The facts of Thompson v. North American Stainless are straightforward. In February 2003 North American Stainless was advised by the EEOC that Miriam Regalado filed a sex discrimination charge of discrimination against it. Three weeks later, Regalado’s fiancee, Eric Thomas, was terminated. Thomas filed a charge of discrimination of his own alleging that he was fired in retaliation because his fiancee filed a charge of discrimination. The EEOC found that Thomas had been retaliated against and issued a right to sue letter when conciliation was unsuccessful.
When the case reached the trial court, the judge dismissed the suit finding that Title VII did not recognize third-party retaliation claims. Because the case was decided on a motion to dismiss (prior to any discovery), the reviewing courts were required to take Thomas’ allegation as true (i.e., that he was in-fact, terminated for his fiance’s charge of discrimination). The Sixth Circuit Court of Appeals affirmed the dismissal for a different reason. The Sixth Circuit concluded that Thomas never engaged in protected activity because he didn’t filed a charge on his or his fiance’s behalf prior to his termination and therefore he couldn’t bring a retaliation claim.

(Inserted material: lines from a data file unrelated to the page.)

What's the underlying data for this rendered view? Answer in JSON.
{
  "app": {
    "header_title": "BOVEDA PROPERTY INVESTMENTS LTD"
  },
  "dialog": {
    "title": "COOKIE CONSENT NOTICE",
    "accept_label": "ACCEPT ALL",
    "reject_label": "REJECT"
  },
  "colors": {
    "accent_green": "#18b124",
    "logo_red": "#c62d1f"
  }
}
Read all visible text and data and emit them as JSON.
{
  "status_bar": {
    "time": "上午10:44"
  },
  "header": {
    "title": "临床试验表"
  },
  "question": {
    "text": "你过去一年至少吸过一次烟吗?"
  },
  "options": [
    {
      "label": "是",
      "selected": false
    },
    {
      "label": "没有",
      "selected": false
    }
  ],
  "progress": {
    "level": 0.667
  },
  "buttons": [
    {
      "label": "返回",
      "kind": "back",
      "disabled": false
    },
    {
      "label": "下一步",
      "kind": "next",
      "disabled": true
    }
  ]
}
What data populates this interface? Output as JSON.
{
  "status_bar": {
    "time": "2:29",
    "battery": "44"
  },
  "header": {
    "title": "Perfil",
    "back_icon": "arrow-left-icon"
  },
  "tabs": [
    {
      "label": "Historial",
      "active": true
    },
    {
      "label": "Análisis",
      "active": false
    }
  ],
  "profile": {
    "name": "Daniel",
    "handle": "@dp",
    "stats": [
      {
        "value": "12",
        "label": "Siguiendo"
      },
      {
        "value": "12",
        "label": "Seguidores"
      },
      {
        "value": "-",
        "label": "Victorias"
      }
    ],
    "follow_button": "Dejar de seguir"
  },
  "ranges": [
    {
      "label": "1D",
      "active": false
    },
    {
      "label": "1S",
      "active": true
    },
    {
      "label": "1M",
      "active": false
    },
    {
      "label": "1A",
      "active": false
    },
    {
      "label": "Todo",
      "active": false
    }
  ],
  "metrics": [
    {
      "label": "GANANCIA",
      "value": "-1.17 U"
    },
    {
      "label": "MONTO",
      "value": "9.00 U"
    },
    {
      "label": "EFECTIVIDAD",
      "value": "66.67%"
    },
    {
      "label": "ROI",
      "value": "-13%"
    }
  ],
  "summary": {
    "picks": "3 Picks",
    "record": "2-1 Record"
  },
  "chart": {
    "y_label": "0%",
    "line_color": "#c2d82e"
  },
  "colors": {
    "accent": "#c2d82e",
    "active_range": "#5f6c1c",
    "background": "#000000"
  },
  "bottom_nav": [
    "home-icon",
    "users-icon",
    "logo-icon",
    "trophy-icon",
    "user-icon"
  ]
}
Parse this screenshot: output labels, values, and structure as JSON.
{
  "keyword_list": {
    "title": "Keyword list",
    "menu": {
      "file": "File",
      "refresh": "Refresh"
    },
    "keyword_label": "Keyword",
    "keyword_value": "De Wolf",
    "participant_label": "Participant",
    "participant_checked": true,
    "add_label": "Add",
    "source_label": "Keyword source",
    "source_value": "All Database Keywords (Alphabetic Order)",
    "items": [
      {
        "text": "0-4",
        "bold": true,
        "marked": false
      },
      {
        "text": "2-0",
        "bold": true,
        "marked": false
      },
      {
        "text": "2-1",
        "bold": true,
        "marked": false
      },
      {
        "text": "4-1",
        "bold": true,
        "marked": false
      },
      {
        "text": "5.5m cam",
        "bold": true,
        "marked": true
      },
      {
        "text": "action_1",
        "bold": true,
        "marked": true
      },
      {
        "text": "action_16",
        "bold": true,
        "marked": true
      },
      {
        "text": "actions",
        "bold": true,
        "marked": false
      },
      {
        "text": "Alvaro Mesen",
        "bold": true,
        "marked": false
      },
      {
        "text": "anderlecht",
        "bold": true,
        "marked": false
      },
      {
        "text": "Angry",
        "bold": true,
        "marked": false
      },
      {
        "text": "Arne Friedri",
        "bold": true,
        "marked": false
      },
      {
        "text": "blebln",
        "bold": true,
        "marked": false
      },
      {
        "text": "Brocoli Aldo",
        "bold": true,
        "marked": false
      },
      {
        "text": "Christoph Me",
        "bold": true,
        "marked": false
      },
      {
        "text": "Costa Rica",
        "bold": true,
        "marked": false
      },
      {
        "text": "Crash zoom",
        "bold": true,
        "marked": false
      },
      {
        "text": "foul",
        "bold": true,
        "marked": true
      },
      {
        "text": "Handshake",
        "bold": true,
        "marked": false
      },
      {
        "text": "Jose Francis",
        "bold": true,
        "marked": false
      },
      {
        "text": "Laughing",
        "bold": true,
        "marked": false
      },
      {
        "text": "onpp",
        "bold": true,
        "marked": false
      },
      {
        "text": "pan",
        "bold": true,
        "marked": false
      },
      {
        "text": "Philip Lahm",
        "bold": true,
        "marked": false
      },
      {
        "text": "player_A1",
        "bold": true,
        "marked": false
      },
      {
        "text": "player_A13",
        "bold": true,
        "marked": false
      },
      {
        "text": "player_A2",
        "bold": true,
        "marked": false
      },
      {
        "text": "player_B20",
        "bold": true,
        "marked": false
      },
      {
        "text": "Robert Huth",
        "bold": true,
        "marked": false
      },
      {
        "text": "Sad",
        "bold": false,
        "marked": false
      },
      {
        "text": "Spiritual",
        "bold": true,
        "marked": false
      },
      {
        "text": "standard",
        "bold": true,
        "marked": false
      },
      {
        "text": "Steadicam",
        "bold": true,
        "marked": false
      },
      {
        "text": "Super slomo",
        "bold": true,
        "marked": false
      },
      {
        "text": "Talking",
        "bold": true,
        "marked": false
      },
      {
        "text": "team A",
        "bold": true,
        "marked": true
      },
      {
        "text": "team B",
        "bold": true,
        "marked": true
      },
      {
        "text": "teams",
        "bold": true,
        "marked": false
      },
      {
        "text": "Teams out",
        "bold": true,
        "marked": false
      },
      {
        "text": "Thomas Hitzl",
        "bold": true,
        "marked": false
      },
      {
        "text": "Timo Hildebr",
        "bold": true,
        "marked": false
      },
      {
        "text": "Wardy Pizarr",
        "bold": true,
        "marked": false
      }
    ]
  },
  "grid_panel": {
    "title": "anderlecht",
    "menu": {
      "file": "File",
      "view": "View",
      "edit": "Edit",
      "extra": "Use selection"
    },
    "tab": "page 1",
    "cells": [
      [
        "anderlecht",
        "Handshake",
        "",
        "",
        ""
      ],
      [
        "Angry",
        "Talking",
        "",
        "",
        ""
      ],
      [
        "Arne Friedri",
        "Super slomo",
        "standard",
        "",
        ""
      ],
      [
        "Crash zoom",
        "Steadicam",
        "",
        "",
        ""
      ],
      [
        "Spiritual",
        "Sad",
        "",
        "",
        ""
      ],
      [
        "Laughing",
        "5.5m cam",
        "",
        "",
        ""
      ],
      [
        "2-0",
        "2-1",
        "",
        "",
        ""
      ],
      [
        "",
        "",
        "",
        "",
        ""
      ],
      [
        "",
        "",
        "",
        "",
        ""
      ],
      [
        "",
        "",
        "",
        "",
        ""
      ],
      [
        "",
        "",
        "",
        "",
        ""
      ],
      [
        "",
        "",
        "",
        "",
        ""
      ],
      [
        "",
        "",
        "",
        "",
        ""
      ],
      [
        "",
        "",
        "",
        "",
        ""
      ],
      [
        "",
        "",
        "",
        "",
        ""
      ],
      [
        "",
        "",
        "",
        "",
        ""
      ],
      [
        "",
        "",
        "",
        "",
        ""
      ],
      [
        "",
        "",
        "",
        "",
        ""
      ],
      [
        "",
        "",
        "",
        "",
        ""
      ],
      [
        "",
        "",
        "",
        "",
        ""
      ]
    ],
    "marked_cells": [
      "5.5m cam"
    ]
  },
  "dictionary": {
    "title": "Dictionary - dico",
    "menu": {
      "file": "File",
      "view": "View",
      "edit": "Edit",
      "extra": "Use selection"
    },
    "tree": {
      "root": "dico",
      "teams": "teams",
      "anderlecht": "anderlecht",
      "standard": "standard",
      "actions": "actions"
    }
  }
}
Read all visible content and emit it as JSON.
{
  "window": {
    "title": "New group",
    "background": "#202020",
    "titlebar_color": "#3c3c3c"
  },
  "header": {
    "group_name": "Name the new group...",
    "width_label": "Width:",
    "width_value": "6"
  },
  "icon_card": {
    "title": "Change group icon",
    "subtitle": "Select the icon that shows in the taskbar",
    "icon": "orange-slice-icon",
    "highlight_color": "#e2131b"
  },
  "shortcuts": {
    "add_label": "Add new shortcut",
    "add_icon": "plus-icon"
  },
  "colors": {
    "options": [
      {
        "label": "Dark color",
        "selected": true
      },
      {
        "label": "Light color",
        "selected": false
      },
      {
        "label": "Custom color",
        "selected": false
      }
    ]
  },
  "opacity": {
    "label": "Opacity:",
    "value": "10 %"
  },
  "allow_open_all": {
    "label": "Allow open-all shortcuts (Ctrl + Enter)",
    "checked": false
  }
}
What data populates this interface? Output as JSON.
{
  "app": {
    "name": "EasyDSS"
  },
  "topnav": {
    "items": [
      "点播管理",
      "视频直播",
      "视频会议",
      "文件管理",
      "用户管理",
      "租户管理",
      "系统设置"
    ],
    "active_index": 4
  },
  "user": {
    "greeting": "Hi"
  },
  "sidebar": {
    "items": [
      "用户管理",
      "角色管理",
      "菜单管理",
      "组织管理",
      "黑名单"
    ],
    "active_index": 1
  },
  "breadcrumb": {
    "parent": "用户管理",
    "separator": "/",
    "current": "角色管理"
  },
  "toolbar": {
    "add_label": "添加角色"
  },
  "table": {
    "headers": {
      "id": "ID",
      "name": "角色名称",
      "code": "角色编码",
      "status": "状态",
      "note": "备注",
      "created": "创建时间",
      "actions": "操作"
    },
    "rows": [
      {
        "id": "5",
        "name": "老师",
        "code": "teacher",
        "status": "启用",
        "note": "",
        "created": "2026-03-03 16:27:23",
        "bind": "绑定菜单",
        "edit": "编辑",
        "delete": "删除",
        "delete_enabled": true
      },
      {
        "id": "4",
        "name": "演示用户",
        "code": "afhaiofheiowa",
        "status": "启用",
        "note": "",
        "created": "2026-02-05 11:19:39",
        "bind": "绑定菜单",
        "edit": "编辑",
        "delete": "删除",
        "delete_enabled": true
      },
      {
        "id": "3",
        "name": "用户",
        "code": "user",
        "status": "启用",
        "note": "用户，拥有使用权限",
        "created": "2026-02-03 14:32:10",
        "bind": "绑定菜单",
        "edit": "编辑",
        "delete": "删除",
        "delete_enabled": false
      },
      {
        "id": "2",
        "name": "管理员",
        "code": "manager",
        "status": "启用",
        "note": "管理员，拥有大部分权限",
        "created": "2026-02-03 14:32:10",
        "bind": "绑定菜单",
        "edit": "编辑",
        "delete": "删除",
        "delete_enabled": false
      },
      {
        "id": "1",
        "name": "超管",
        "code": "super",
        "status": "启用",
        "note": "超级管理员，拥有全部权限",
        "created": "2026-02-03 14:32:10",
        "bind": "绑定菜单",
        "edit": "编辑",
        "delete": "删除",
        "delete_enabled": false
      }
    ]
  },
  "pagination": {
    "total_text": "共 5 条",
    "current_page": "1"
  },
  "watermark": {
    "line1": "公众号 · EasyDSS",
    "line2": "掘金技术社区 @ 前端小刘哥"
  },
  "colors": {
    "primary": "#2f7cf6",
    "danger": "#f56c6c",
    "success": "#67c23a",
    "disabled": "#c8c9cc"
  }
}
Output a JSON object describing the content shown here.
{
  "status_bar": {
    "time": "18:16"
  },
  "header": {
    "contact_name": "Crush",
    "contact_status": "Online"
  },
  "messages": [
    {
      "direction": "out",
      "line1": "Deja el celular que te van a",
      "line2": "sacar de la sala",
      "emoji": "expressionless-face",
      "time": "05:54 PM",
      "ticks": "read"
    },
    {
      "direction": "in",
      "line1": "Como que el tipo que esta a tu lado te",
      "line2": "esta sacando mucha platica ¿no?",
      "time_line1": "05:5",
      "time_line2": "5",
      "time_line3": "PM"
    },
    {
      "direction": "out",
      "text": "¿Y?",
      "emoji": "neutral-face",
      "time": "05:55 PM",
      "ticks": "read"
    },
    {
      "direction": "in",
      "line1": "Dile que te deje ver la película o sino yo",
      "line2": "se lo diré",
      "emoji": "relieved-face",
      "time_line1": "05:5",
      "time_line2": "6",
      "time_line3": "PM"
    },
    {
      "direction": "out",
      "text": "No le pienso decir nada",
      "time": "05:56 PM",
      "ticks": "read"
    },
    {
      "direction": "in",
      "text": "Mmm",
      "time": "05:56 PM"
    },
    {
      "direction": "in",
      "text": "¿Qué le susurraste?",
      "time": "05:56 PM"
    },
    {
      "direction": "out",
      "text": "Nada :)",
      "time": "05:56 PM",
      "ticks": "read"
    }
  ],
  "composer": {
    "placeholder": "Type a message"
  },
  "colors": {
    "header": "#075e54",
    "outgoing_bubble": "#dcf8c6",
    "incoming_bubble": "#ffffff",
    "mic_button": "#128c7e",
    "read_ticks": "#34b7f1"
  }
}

The U.S. Supreme Court reversed. Justice Scalia wrote, in a unanimous opinion (Kagan not participating) that the Court has little trouble concluding that if Thomas was fired because his fiancee filed a charge of discrimination, then he has a claim under the anti-retaliation provisions of Title VII. The Court refused, however, to provide a bright line test as to which third-parties might have a claim stating:
We expect that firing a close family member will almost always meet the Burlington standard, and inflicting a milder reprisal on a mere acquaintance will almost never do so, but beyond that we are reluctant to generalize. . . The significance of any given act of retaliation will often depend upon the particular circumstances.
In holding that Thompson had a claim, the Court next concluded that Thompson had standing to sue. The Court held that a plaintiff within the zone of interest sought to be protected by Title VII (i.e., protecting employees from unlawful actions of employer), has standing to bring a claim against his employer even though the employee had not engaged in protected activity himself. The Thompson opinion clearly expand the scope of potential plaintiffs that can bring claims against their employers regardless of whether or not they engage in protected activity.
You can read the full opinion here.